▶ _Problem requirements_
Will you output all of the data below exactly, omitting the images?

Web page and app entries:
--------
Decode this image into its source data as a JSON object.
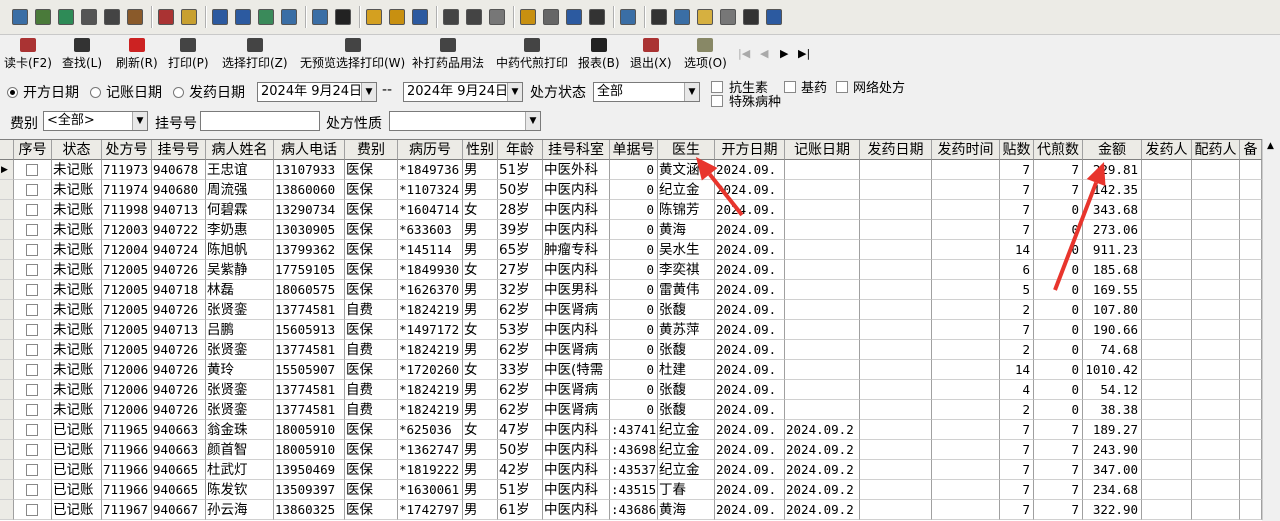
{
  "toolbar2": {
    "buttons": [
      "读卡(F2)",
      "查找(L)",
      "刷新(R)",
      "打印(P)",
      "选择打印(Z)",
      "无预览选择打印(W)",
      "补打药品用法",
      "中药代煎打印",
      "报表(B)",
      "退出(X)",
      "选项(O)"
    ],
    "nav": [
      "|◀",
      "◀",
      "▶",
      "▶|"
    ]
  },
  "filters": {
    "date_radios": [
      "开方日期",
      "记账日期",
      "发药日期"
    ],
    "date_from": "2024年 9月24日",
    "date_sep": "--",
    "date_to": "2024年 9月24日",
    "status_label": "处方状态",
    "status_value": "全部",
    "checkboxes": [
      "抗生素",
      "基药",
      "网络处方",
      "特殊病种"
    ],
    "fee_label": "费别",
    "fee_value": "<全部>",
    "reg_label": "挂号号",
    "reg_value": "",
    "nature_label": "处方性质",
    "nature_value": ""
  },
  "grid": {
    "columns": [
      "序号",
      "状态",
      "处方号",
      "挂号号",
      "病人姓名",
      "病人电话",
      "费别",
      "病历号",
      "性别",
      "年龄",
      "挂号科室",
      "单据号",
      "医生",
      "开方日期",
      "记账日期",
      "发药日期",
      "发药时间",
      "贴数",
      "代煎数",
      "金额",
      "发药人",
      "配药人",
      "备"
    ],
    "rows": [
      [
        "",
        "未记账",
        "711973",
        "940678",
        "王忠谊",
        "13107933",
        "医保",
        "*1849736",
        "男",
        "51岁",
        "中医外科",
        "0",
        "黄文涵",
        "2024.09.",
        "",
        "",
        "",
        "7",
        "7",
        "229.81"
      ],
      [
        "",
        "未记账",
        "711974",
        "940680",
        "周流强",
        "13860060",
        "医保",
        "*1107324",
        "男",
        "50岁",
        "中医内科",
        "0",
        "纪立金",
        "2024.09.",
        "",
        "",
        "",
        "7",
        "7",
        "142.35"
      ],
      [
        "",
        "未记账",
        "711998",
        "940713",
        "何碧霖",
        "13290734",
        "医保",
        "*1604714",
        "女",
        "28岁",
        "中医内科",
        "0",
        "陈锦芳",
        "2024.09.",
        "",
        "",
        "",
        "7",
        "0",
        "343.68"
      ],
      [
        "",
        "未记账",
        "712003",
        "940722",
        "李奶惠",
        "13030905",
        "医保",
        "*633603",
        "男",
        "39岁",
        "中医内科",
        "0",
        "黄海",
        "2024.09.",
        "",
        "",
        "",
        "7",
        "0",
        "273.06"
      ],
      [
        "",
        "未记账",
        "712004",
        "940724",
        "陈旭帆",
        "13799362",
        "医保",
        "*145114",
        "男",
        "65岁",
        "肿瘤专科",
        "0",
        "吴水生",
        "2024.09.",
        "",
        "",
        "",
        "14",
        "0",
        "911.23"
      ],
      [
        "",
        "未记账",
        "712005",
        "940726",
        "吴紫静",
        "17759105",
        "医保",
        "*1849930",
        "女",
        "27岁",
        "中医内科",
        "0",
        "李奕祺",
        "2024.09.",
        "",
        "",
        "",
        "6",
        "0",
        "185.68"
      ],
      [
        "",
        "未记账",
        "712005",
        "940718",
        "林磊",
        "18060575",
        "医保",
        "*1626370",
        "男",
        "32岁",
        "中医男科",
        "0",
        "雷黄伟",
        "2024.09.",
        "",
        "",
        "",
        "5",
        "0",
        "169.55"
      ],
      [
        "",
        "未记账",
        "712005",
        "940726",
        "张贤銮",
        "13774581",
        "自费",
        "*1824219",
        "男",
        "62岁",
        "中医肾病",
        "0",
        "张馥",
        "2024.09.",
        "",
        "",
        "",
        "2",
        "0",
        "107.80"
      ],
      [
        "",
        "未记账",
        "712005",
        "940713",
        "吕鹏",
        "15605913",
        "医保",
        "*1497172",
        "女",
        "53岁",
        "中医内科",
        "0",
        "黄苏萍",
        "2024.09.",
        "",
        "",
        "",
        "7",
        "0",
        "190.66"
      ],
      [
        "",
        "未记账",
        "712005",
        "940726",
        "张贤銮",
        "13774581",
        "自费",
        "*1824219",
        "男",
        "62岁",
        "中医肾病",
        "0",
        "张馥",
        "2024.09.",
        "",
        "",
        "",
        "2",
        "0",
        "74.68"
      ],
      [
        "",
        "未记账",
        "712006",
        "940726",
        "黄玲",
        "15505907",
        "医保",
        "*1720260",
        "女",
        "33岁",
        "中医(特需",
        "0",
        "杜建",
        "2024.09.",
        "",
        "",
        "",
        "14",
        "0",
        "1010.42"
      ],
      [
        "",
        "未记账",
        "712006",
        "940726",
        "张贤銮",
        "13774581",
        "自费",
        "*1824219",
        "男",
        "62岁",
        "中医肾病",
        "0",
        "张馥",
        "2024.09.",
        "",
        "",
        "",
        "4",
        "0",
        "54.12"
      ],
      [
        "",
        "未记账",
        "712006",
        "940726",
        "张贤銮",
        "13774581",
        "自费",
        "*1824219",
        "男",
        "62岁",
        "中医肾病",
        "0",
        "张馥",
        "2024.09.",
        "",
        "",
        "",
        "2",
        "0",
        "38.38"
      ],
      [
        "",
        "已记账",
        "711965",
        "940663",
        "翁金珠",
        "18005910",
        "医保",
        "*625036",
        "女",
        "47岁",
        "中医内科",
        ":43741",
        "纪立金",
        "2024.09.",
        "2024.09.2",
        "",
        "",
        "7",
        "7",
        "189.27"
      ],
      [
        "",
        "已记账",
        "711966",
        "940663",
        "颜首智",
        "18005910",
        "医保",
        "*1362747",
        "男",
        "50岁",
        "中医内科",
        ":43698",
        "纪立金",
        "2024.09.",
        "2024.09.2",
        "",
        "",
        "7",
        "7",
        "243.90"
      ],
      [
        "",
        "已记账",
        "711966",
        "940665",
        "杜武灯",
        "13950469",
        "医保",
        "*1819222",
        "男",
        "42岁",
        "中医内科",
        ":43537",
        "纪立金",
        "2024.09.",
        "2024.09.2",
        "",
        "",
        "7",
        "7",
        "347.00"
      ],
      [
        "",
        "已记账",
        "711966",
        "940665",
        "陈发钦",
        "13509397",
        "医保",
        "*1630061",
        "男",
        "51岁",
        "中医内科",
        ":43515",
        "丁春",
        "2024.09.",
        "2024.09.2",
        "",
        "",
        "7",
        "7",
        "234.68"
      ],
      [
        "",
        "已记账",
        "711967",
        "940667",
        "孙云海",
        "13860325",
        "医保",
        "*1742797",
        "男",
        "61岁",
        "中医内科",
        ":43686",
        "黄海",
        "2024.09.",
        "2024.09.2",
        "",
        "",
        "7",
        "7",
        "322.90"
      ]
    ]
  },
  "annotation_color": "#e8352d"
}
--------
▶ _Task result_
Decode this image into its source data as a JSON object.
{
  "toolbar2": {
    "buttons": [
      "读卡(F2)",
      "查找(L)",
      "刷新(R)",
      "打印(P)",
      "选择打印(Z)",
      "无预览选择打印(W)",
      "补打药品用法",
      "中药代煎打印",
      "报表(B)",
      "退出(X)",
      "选项(O)"
    ],
    "nav": [
      "|◀",
      "◀",
      "▶",
      "▶|"
    ]
  },
  "filters": {
    "date_radios": [
      "开方日期",
      "记账日期",
      "发药日期"
    ],
    "date_from": "2024年 9月24日",
    "date_sep": "--",
    "date_to": "2024年 9月24日",
    "status_label": "处方状态",
    "status_value": "全部",
    "checkboxes": [
      "抗生素",
      "基药",
      "网络处方",
      "特殊病种"
    ],
    "fee_label": "费别",
    "fee_value": "<全部>",
    "reg_label": "挂号号",
    "reg_value": "",
    "nature_label": "处方性质",
    "nature_value": ""
  },
  "grid": {
    "columns": [
      "序号",
      "状态",
      "处方号",
      "挂号号",
      "病人姓名",
      "病人电话",
      "费别",
      "病历号",
      "性别",
      "年龄",
      "挂号科室",
      "单据号",
      "医生",
      "开方日期",
      "记账日期",
      "发药日期",
      "发药时间",
      "贴数",
      "代煎数",
      "金额",
      "发药人",
      "配药人",
      "备"
    ],
    "rows": [
      [
        "",
        "未记账",
        "711973",
        "940678",
        "王忠谊",
        "13107933",
        "医保",
        "*1849736",
        "男",
        "51岁",
        "中医外科",
        "0",
        "黄文涵",
        "2024.09.",
        "",
        "",
        "",
        "7",
        "7",
        "229.81"
      ],
      [
        "",
        "未记账",
        "711974",
        "940680",
        "周流强",
        "13860060",
        "医保",
        "*1107324",
        "男",
        "50岁",
        "中医内科",
        "0",
        "纪立金",
        "2024.09.",
        "",
        "",
        "",
        "7",
        "7",
        "142.35"
      ],
      [
        "",
        "未记账",
        "711998",
        "940713",
        "何碧霖",
        "13290734",
        "医保",
        "*1604714",
        "女",
        "28岁",
        "中医内科",
        "0",
        "陈锦芳",
        "2024.09.",
        "",
        "",
        "",
        "7",
        "0",
        "343.68"
      ],
      [
        "",
        "未记账",
        "712003",
        "940722",
        "李奶惠",
        "13030905",
        "医保",
        "*633603",
        "男",
        "39岁",
        "中医内科",
        "0",
        "黄海",
        "2024.09.",
        "",
        "",
        "",
        "7",
        "0",
        "273.06"
      ],
      [
        "",
        "未记账",
        "712004",
        "940724",
        "陈旭帆",
        "13799362",
        "医保",
        "*145114",
        "男",
        "65岁",
        "肿瘤专科",
        "0",
        "吴水生",
        "2024.09.",
        "",
        "",
        "",
        "14",
        "0",
        "911.23"
      ],
      [
        "",
        "未记账",
        "712005",
        "940726",
        "吴紫静",
        "17759105",
        "医保",
        "*1849930",
        "女",
        "27岁",
        "中医内科",
        "0",
        "李奕祺",
        "2024.09.",
        "",
        "",
        "",
        "6",
        "0",
        "185.68"
      ],
      [
        "",
        "未记账",
        "712005",
        "940718",
        "林磊",
        "18060575",
        "医保",
        "*1626370",
        "男",
        "32岁",
        "中医男科",
        "0",
        "雷黄伟",
        "2024.09.",
        "",
        "",
        "",
        "5",
        "0",
        "169.55"
      ],
      [
        "",
        "未记账",
        "712005",
        "940726",
        "张贤銮",
        "13774581",
        "自费",
        "*1824219",
        "男",
        "62岁",
        "中医肾病",
        "0",
        "张馥",
        "2024.09.",
        "",
        "",
        "",
        "2",
        "0",
        "107.80"
      ],
      [
        "",
        "未记账",
        "712005",
        "940713",
        "吕鹏",
        "15605913",
        "医保",
        "*1497172",
        "女",
        "53岁",
        "中医内科",
        "0",
        "黄苏萍",
        "2024.09.",
        "",
        "",
        "",
        "7",
        "0",
        "190.66"
      ],
      [
        "",
        "未记账",
        "712005",
        "940726",
        "张贤銮",
        "13774581",
        "自费",
        "*1824219",
        "男",
        "62岁",
        "中医肾病",
        "0",
        "张馥",
        "2024.09.",
        "",
        "",
        "",
        "2",
        "0",
        "74.68"
      ],
      [
        "",
        "未记账",
        "712006",
        "940726",
        "黄玲",
        "15505907",
        "医保",
        "*1720260",
        "女",
        "33岁",
        "中医(特需",
        "0",
        "杜建",
        "2024.09.",
        "",
        "",
        "",
        "14",
        "0",
        "1010.42"
      ],
      [
        "",
        "未记账",
        "712006",
        "940726",
        "张贤銮",
        "13774581",
        "自费",
        "*1824219",
        "男",
        "62岁",
        "中医肾病",
        "0",
        "张馥",
        "2024.09.",
        "",
        "",
        "",
        "4",
        "0",
        "54.12"
      ],
      [
        "",
        "未记账",
        "712006",
        "940726",
        "张贤銮",
        "13774581",
        "自费",
        "*1824219",
        "男",
        "62岁",
        "中医肾病",
        "0",
        "张馥",
        "2024.09.",
        "",
        "",
        "",
        "2",
        "0",
        "38.38"
      ],
      [
        "",
        "已记账",
        "711965",
        "940663",
        "翁金珠",
        "18005910",
        "医保",
        "*625036",
        "女",
        "47岁",
        "中医内科",
        ":43741",
        "纪立金",
        "2024.09.",
        "2024.09.2",
        "",
        "",
        "7",
        "7",
        "189.27"
      ],
      [
        "",
        "已记账",
        "711966",
        "940663",
        "颜首智",
        "18005910",
        "医保",
        "*1362747",
        "男",
        "50岁",
        "中医内科",
        ":43698",
        "纪立金",
        "2024.09.",
        "2024.09.2",
        "",
        "",
        "7",
        "7",
        "243.90"
      ],
      [
        "",
        "已记账",
        "711966",
        "940665",
        "杜武灯",
        "13950469",
        "医保",
        "*1819222",
        "男",
        "42岁",
        "中医内科",
        ":43537",
        "纪立金",
        "2024.09.",
        "2024.09.2",
        "",
        "",
        "7",
        "7",
        "347.00"
      ],
      [
        "",
        "已记账",
        "711966",
        "940665",
        "陈发钦",
        "13509397",
        "医保",
        "*1630061",
        "男",
        "51岁",
        "中医内科",
        ":43515",
        "丁春",
        "2024.09.",
        "2024.09.2",
        "",
        "",
        "7",
        "7",
        "234.68"
      ],
      [
        "",
        "已记账",
        "711967",
        "940667",
        "孙云海",
        "13860325",
        "医保",
        "*1742797",
        "男",
        "61岁",
        "中医内科",
        ":43686",
        "黄海",
        "2024.09.",
        "2024.09.2",
        "",
        "",
        "7",
        "7",
        "322.90"
      ]
    ]
  },
  "annotation_color": "#e8352d"
}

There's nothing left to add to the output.